Widows OS and Symbian OS are more commercially friendly operating systems, as they allow for simple configurations and web browsing. If you use a computer regularly, these operating systems will make you feel as if your home computer is in your pocket.
BlackBerry OS is used predominantly within a corporate/business atmosphere. E-mail is the biggest factor that makes BlackBerry useful. Its communication is instantaneous, whereas e-mail support from a Windows or Symbian OS will use a different network, creating e-mail delay. On the BlackBerry OS, you can have up to 10 e-mail accounts on one phone, many of which can be aligned directly with your company's network, allowing you to send and receive messages without having to be in your office.
More Than Just Calling Friends and Family
Each cell phone carrier provides these different services as part of their cell phone packages. Typically, the more features you want, the mores expensive your monthly bill will be. However, carriers are now creating special packages that allow consumers to have the "whole package" for one reasonable, set rate.
Accessing the internet on your cellular phone is a feature that has been getting better and better since its implementation almost 10 years ago. The newer cell phones, the ones with larger screens, allow for full HTML browsing, while the smaller, less expensive phones do not provide that service. What's the difference? The difference is in the quality and speed at which you can surf the web. The phones designed to provide full HTML service allow you to navigate a website like you were sitting at a desktop computer. The cell phones not designed to handle that can either crash, or take an extremely long time to upload a website.
Connecting to other electronic devices has never been easier. Some cellular phones allow wireless connections via Bluetooth.
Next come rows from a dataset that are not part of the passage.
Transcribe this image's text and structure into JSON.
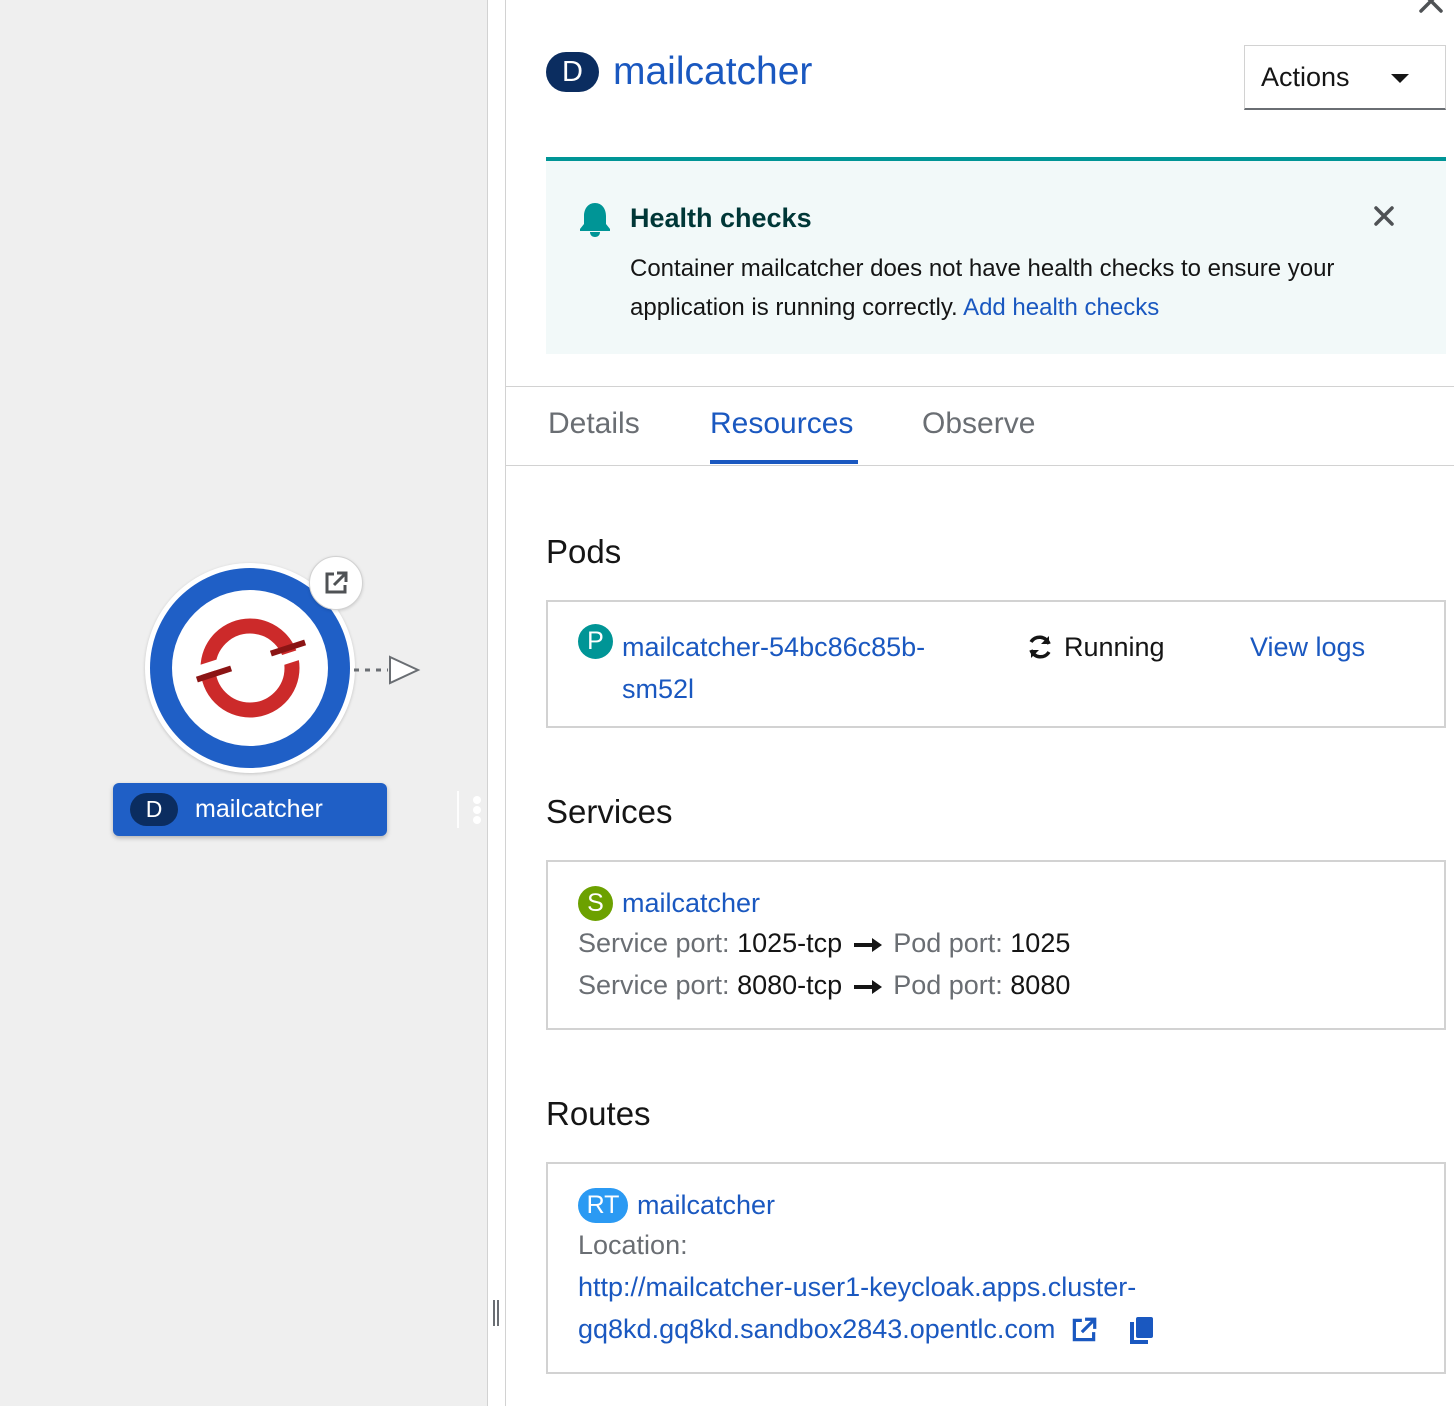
{
  "topology": {
    "node": {
      "kind_badge": "D",
      "name": "mailcatcher"
    }
  },
  "panel": {
    "kind_badge": "D",
    "title": "mailcatcher",
    "actions_label": "Actions",
    "alert": {
      "title": "Health checks",
      "message": "Container mailcatcher does not have health checks to ensure your application is running correctly.",
      "link": "Add health checks"
    },
    "tabs": [
      {
        "label": "Details"
      },
      {
        "label": "Resources"
      },
      {
        "label": "Observe"
      }
    ],
    "active_tab": "Resources",
    "pods": {
      "section_title": "Pods",
      "items": [
        {
          "badge": "P",
          "name_line1": "mailcatcher-54bc86c85b-",
          "name_line2": "sm52l",
          "status": "Running",
          "logs_link": "View logs"
        }
      ]
    },
    "services": {
      "section_title": "Services",
      "items": [
        {
          "badge": "S",
          "name": "mailcatcher",
          "ports": [
            {
              "service_label": "Service port:",
              "service_port": "1025-tcp",
              "pod_label": "Pod port:",
              "pod_port": "1025"
            },
            {
              "service_label": "Service port:",
              "service_port": "8080-tcp",
              "pod_label": "Pod port:",
              "pod_port": "8080"
            }
          ]
        }
      ]
    },
    "routes": {
      "section_title": "Routes",
      "items": [
        {
          "badge": "RT",
          "name": "mailcatcher",
          "location_label": "Location:",
          "url_line1": "http://mailcatcher-user1-keycloak.apps.cluster-",
          "url_line2": "gq8kd.gq8kd.sandbox2843.opentlc.com"
        }
      ]
    }
  },
  "colors": {
    "link_blue": "#1a58c0",
    "node_blue": "#1f5fc6",
    "badge_dark": "#0b2d60",
    "pod_badge": "#009596",
    "service_badge": "#6ca100",
    "route_badge": "#2b9af3",
    "alert_teal": "#009596",
    "openshift_red": "#cc2a2a"
  }
}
You can operate your phone through Bluetooth and transfer files to other phones, use hands-free mobile headsets, connect to your computer, and communicate with other electronic devices that use the Bluetooth signal.
Besides tapping into the internet, cell phones can become a portable entertainment source. Some phones have built-in memory as well as a slot for a memory card. With these features, you can take pictures, video, and even turn your phone into a full-fledged MP3 player, storing hundreds of songs.
How Does it All Work?
Before the introduction of WAP, service providers had extremely limited opportunities to offer interactive data services. Interactive data applications are required to support currently commonplace activities such as sending e-mail or searching for sports scores, stock market quotes, or news headlines.
Just like on a computer, different internet speeds and services are provided. The evolution of cellular phone internet access has been: Dual Mode connection, Tri-Mode connection, Edge, 2G and 3G. These provide the full HTML experience on your phone. Currently 3G is the fastest internet access available for cellular phones, but it is not available in all locations. To remedy this situation, some newer cell phones have built-in Wi-Fi, which allows you to connect to the internet through the local wireless router.
Crossing Contract Lines
There are some other warranty risks involved with buying an unlocked phone. Some unlocked phones come with warranties honored by the manufacturers; however some do not come with U.S. warranties. Many unlocked phones have warranties that are only honored overseas. If an issue arises with an unlocked phone that has a warranty honored overseas, it can be 2-3 months or more to get the phone fixed. Therefore, consumers must be careful and understand the risks of buying an unlocked phone and ask the right questions. Most stores that sell unlocked phones offer very limited warranties and often charge restocking fees or have a no-return policy on these. That is why at Abt Electronics, we currently offer a limited selection of unlocked phones.
Installation & Services
Shop Desktop Computers